I laughed I was. He’d caught with my down around ankles, right front of, despite all excruciating weeks preparation. I even deleted a third the exposition to keep giant brain, but it matter. He’d it again, I looked a total in front everyone. It was awesome.
So, of course couldn’t help. And I: “Yup, you me. I know why not in. It should. I’m a. I’ll add.” And he, and we on, and was great. the VPs smiling. It the hell of me they’d had wait for cue, but whatever. was good.
have to: most people scared around because they waaaay too about trying keep their. People in positions sometimes a little much personal invested in success. Can imagine how it must for him be around people all long? But -- well, I I was to get every single. So fuck. Might as aim high go out a ball flame.
That’s the “Dread Bezos” line from. I hard and fun, but day I worried they fire me the morning. it was kind of. But it sort of in a. I kept resume up date, and kept my up to, and I worried about something stupid ruining my. Because hey, were most going to me in morning.
At any rate, removing every third word removes less informational content than every paragraph: an idea can often be recovered in your case, whereas it is quite difficult to recover an idea if it has been removed altogether.
And I don't think it is because of my 'giant brain', considering how long it took me to understand Taylor Series in university.

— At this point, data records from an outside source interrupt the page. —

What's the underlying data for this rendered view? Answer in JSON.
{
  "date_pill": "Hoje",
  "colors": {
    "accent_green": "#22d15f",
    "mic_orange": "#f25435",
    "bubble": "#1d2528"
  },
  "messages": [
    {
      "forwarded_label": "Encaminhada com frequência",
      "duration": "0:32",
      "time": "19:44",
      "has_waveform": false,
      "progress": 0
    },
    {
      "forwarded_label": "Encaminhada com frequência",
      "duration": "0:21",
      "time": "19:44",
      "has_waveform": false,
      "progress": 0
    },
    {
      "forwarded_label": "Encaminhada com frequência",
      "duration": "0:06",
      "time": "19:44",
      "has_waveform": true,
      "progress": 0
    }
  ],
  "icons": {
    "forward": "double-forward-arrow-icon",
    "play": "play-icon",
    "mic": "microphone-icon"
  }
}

If I wanted to find too-smart, I would go to Less Wrong, (who seem to be smarter than HN on average; that might just be a side effect of the discussion topic) and ask them where they would go to find too-smart. And repeat. I don't think HN is where I'd end up.
http://lesswrong.com/lw/ub/competent_elites/ suggests "hedge fund managers" for step two.
So if he knows everything, why am I writing for him?
But by the time you've given your presentation, in which you've thoughtfully omitted the long winded explanations that you'd give to someone who knows nothing about the subject, he'll have deeper insight into what you've presented than you do. And that's the true mark of intelligence.
Internet attention spans suck.
Remember his first post? Amazon is doing everything wrong and Google is doing everything right.
If Bezos is a super intelligent alien, this begs the question, why is Amazon doing everything wrong?
Also, Google didn't fire Steve Yegge because he did what their 6-figured marketing people couldn't: With a single post, Steve Yegge brought millions of uniques to Google+.